A New Approach To An Old Conversation
So it was with some wonder and welcome surprise that I was recently introduced to SatMap, a division of The Resource Group based in Washington, D.C., that is applying the same sophisticated artificial intelligence and neural networking technology used by the CIA and National Security Agency to the somewhat "old fashioned" world of telephones and call centers. How interesting.
Lest we forget, people do still talk -- and not always through the keyboard. So while everyone is focused on the convergence of technology occurring on mobile, the reality is that the thing we all carry around is still a telephone. And with over 4.6 billion cellular subscriptions at the end of 2009 (four times more than the billion or so personal computers in the world), the opportunity has never been greater to conduct a real conversation with your customer.
Unfortunately, many businesses today don't seem to want to further that conversation -- at least not over the phone.
Obviously, companies are intent on reducing their cost of sale, and automation and lower call volumes have enabled them to reduce call center payrolls and overhead as consumers become further empowered by the Internet and the transactional and informational prowess of a good website.
However, I remain one of those marketers who doesn't believe consumers are on a quest to avoid all human interaction, especially when it comes to considering pricier and more complex purchases. It's just that most of these human interactions are so mediocre. And, nowhere is this more evident than in the call center world, where efforts to shorten talk times and embrace technology have given birth to such horror shows as the endless voice tree and other prompts that are simply too painful for most of us to endure. And, when you finally do reach an agent, they usually have no empathy or connection with the consumer who has been randomly served up as simply the next one in the queue.
SatMap is attempting to change this old paradigm. By analyzing over 100 demographic and psychographic variables of both the agent and consumer in real time, it can ensure that calls are routed to the agent with the personality that's best suited to build empathy and rapport with the caller. And research has shown that empathy and rapport between caller and agent are critical drivers of increased customer satisfaction and conversion.
Caller information is gleaned through the compilation of demographic and psychographic information that gets appended in real time to the phone number, but the possibilities get even richer when you think of adding transactional information that you can gather through a loyalty program or affinity credit card. Just as importantly, the approach creates a new dimension from which to look at and quantify the strengths and success of an agent, enabling you to retain and hire those personalities that best fit your customer.
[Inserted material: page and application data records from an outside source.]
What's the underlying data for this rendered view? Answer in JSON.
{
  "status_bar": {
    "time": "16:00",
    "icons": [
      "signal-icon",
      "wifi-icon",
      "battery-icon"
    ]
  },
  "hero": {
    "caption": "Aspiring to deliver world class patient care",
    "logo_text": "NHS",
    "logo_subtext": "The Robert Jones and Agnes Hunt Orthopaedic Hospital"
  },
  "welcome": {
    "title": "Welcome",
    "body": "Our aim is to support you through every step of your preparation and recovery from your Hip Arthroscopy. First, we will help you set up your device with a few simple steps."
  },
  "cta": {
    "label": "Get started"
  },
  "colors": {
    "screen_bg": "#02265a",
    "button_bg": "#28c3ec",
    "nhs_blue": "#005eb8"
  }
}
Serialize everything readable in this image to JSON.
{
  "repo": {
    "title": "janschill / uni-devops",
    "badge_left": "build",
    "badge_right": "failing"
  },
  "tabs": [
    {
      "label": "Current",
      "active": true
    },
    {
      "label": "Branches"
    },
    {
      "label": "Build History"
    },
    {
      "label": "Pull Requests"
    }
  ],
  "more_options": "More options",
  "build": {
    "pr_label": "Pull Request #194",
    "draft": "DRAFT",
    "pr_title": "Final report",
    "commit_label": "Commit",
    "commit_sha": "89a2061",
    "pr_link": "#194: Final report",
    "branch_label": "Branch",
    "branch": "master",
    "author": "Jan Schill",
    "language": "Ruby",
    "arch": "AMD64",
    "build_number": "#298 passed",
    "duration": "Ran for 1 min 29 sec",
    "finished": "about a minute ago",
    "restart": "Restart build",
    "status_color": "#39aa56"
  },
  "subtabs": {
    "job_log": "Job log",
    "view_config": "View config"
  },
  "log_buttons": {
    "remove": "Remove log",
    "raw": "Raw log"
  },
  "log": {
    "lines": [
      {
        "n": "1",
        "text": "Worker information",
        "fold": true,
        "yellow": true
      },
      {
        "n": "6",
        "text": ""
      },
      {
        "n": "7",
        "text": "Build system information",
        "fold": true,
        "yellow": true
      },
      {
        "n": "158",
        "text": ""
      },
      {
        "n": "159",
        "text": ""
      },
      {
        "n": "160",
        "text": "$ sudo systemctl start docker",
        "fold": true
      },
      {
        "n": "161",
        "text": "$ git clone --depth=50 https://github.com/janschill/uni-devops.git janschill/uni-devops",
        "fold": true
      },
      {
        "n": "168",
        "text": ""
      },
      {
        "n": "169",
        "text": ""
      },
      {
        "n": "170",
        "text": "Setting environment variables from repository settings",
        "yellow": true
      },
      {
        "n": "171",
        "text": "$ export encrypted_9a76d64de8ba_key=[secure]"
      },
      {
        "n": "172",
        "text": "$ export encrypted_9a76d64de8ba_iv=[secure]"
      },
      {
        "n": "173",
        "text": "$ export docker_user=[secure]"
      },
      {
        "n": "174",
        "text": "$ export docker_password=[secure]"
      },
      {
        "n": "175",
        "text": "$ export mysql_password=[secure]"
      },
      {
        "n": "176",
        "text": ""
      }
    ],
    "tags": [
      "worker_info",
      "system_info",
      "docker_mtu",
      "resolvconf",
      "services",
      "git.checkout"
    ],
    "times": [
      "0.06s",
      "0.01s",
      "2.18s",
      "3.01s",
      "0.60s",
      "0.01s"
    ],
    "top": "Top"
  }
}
While SatMap's system is best suited for larger enterprises (are you listening, major travel brands?), it claims that its clients are experiencing double-digit increases in conversion rates through the technology deployment and the company is even offering its services on a no-risk, profit-share basis.
SatMap is just one example of what I'm sure are many other companies that are demonstrating how the conversation can be better leveraged, modernized and monetized. By providing a way to innovate and enhance something as basic to the travel business as a phone call, they remind us that we all must continue to focus on ramping up the dialogue and service delivery across every channel, and that what once seemed dated and marginalized can quickly be made more relevant and powerful.